I. THE PROCESS
1. Consider topic of interest.
2. Browse the library resources (see section to the right).
3. Finalize choice of topic.
4. Find Descriptors for your topic to use in the search process (see Descriptor tab above).
5. Narrow topic focus as you collect information.
B. GATHER INFORMATION
1. Consult resources in a variety of formats.
2. Consult general resources and then more subject-specific resources (see RESOURCES section to the right).
3. Keep a working bibliography (see Working Bibliographies tab above) or bib cards on each resource you use for your paper.*
4. Take notes and correlate them to your bib cards or working bibliography (use a code).*
For example, give your first book resource the code B1. Then make sure to write that code B1 next to all notes you took from this particular resource. Then you can always trace your notes back to the source where you found that information.
C. ORGANIZE YOUR NOTES Choose 1, 2 or 3
1. Create a topic web map.
2. Make an outline*
3. Put your note cards into piles and use them to make an outline.*
*Noodlebib - Organizational tool that simplifies the process of creating and editing MLA and APA source lists that link to notecards and outline features.
User Name: mhss Password: eagles See Noodletools tab above.
HOW DO YOU KNOW WHEN YOU ARE FINISHED WITH THE RESEARCH AND ARE READY TO BEGIN THE WRITING PROCESS???? Think about it.....

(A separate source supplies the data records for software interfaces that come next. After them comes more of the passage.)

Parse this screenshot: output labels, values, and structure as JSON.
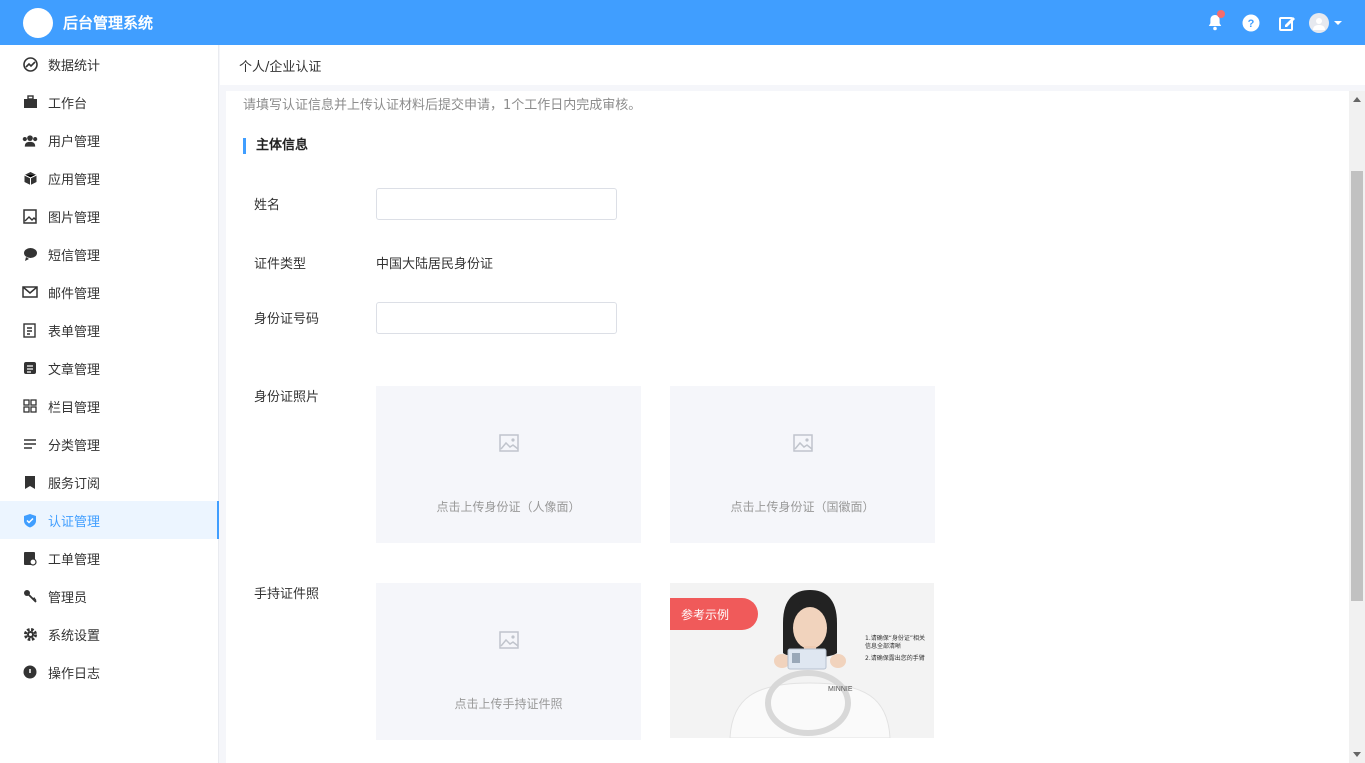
{
  "header": {
    "app_title": "后台管理系统",
    "brand_color": "#409eff",
    "actions": [
      "bell-icon",
      "help-icon",
      "edit-icon",
      "avatar"
    ]
  },
  "sidebar": {
    "items": [
      {
        "label": "数据统计",
        "icon": "dashboard-icon"
      },
      {
        "label": "工作台",
        "icon": "briefcase-icon"
      },
      {
        "label": "用户管理",
        "icon": "users-icon"
      },
      {
        "label": "应用管理",
        "icon": "cube-icon"
      },
      {
        "label": "图片管理",
        "icon": "image-icon"
      },
      {
        "label": "短信管理",
        "icon": "chat-icon"
      },
      {
        "label": "邮件管理",
        "icon": "mail-icon"
      },
      {
        "label": "表单管理",
        "icon": "form-icon"
      },
      {
        "label": "文章管理",
        "icon": "article-icon"
      },
      {
        "label": "栏目管理",
        "icon": "grid-icon"
      },
      {
        "label": "分类管理",
        "icon": "list-icon"
      },
      {
        "label": "服务订阅",
        "icon": "bookmark-icon"
      },
      {
        "label": "认证管理",
        "icon": "shield-icon",
        "active": true
      },
      {
        "label": "工单管理",
        "icon": "ticket-icon"
      },
      {
        "label": "管理员",
        "icon": "key-icon"
      },
      {
        "label": "系统设置",
        "icon": "gear-icon"
      },
      {
        "label": "操作日志",
        "icon": "log-icon"
      }
    ]
  },
  "breadcrumb": "个人/企业认证",
  "main": {
    "tip": "请填写认证信息并上传认证材料后提交申请，1个工作日内完成审核。",
    "section_title": "主体信息",
    "fields": {
      "name_label": "姓名",
      "name_value": "",
      "id_type_label": "证件类型",
      "id_type_value": "中国大陆居民身份证",
      "id_number_label": "身份证号码",
      "id_number_value": "",
      "id_photo_label": "身份证照片",
      "handheld_label": "手持证件照"
    },
    "uploads": {
      "front": "点击上传身份证（人像面）",
      "back": "点击上传身份证（国徽面）",
      "handheld": "点击上传手持证件照"
    },
    "sample": {
      "tag": "参考示例",
      "note1": "1.请确保“身份证”相关信息全部清晰",
      "note2": "2.请确保露出您的手臂"
    }
  }
}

D. THE WRITING PROCESS
1. Make a rough draft from your outline.
3. Final copy.
4. Works Cited Page or Refined Bibliography.
1. Learn from the process – what worked? What didn’t?
2. Journal your evaluation.
PLEASE SEE THE RESOURCES SECTION TO THE RIGHT FOR SOURCES TO CONSULT AND TIPS FOR USING THEM.
It is recommended that you research your topic in a hierarchical order from the general to the specific as suggested below:
PRINT - See SEARCHING tab above.
I. GENERAL ENCYCLOPEDIAS - (available in print or electronic format).
These are encyclopedias whose scope is general, meaning they attempt to cover all subjects. Examples would be World Book, New Book of Knowledge, Encyclopedia Britannica, etc.
TIP: Use the index (not the lettered or numbered volume) to look up your topic. You may be surprised!
TIP: Use these for background information and to lead you to other resources. They are not meant to be used in your Workd Cited list.
II. SUBJECT REFERENCE
These are reference sources that are focused on a particular subject, for example history, science or biography. Some examples would be: Dictionary of American History, Encyclopedia of World Biography, or any other reference book(s) in a given subject area.
TIP: Your topic may cover two or more subject areas. For example, if you are studying music during the 1950’s, you would look not only at the decades books in the history section, but also at the music books in the music section.
Informational books in a variety of subjects that may be checked out of the library.
See TIP above under the Subject Reference section. The same holds true for the Non-fiction section.
Newspapers, magazines and journals are types of periodicals.
A. Print periodicals – Use periodical indexes to find articles in our magazine collection. Ask at the Reference Desk and we will help you. We also have the Facts on File Yearbooks with news clips from around the world.
B. Online – We have a number of online periodical sources including: Ebsco, ProQuest, NY Times Historical Newspapers, JSTOR, U.S. History in Context, World History in Context, Opposing Viewpoints in Context, Science in Context, Global Issues in Context (also see DATABASE tab above).
The login information for most of these is: User Name: mhss Password: eagles (However, JSTOR is case sensitive - use: MHSS Eagles)
V. ONLINE SUBSCRIPTION DATABASES
See tab above.
VI. SPECIAL SOURCES
See tab above.
Use caution when accepting resources from the web – anyone can publish there. It is recommended that whenever you use a site you found with a search engine, you make sure to evaluate it. Evaluation forms available at the reference desk.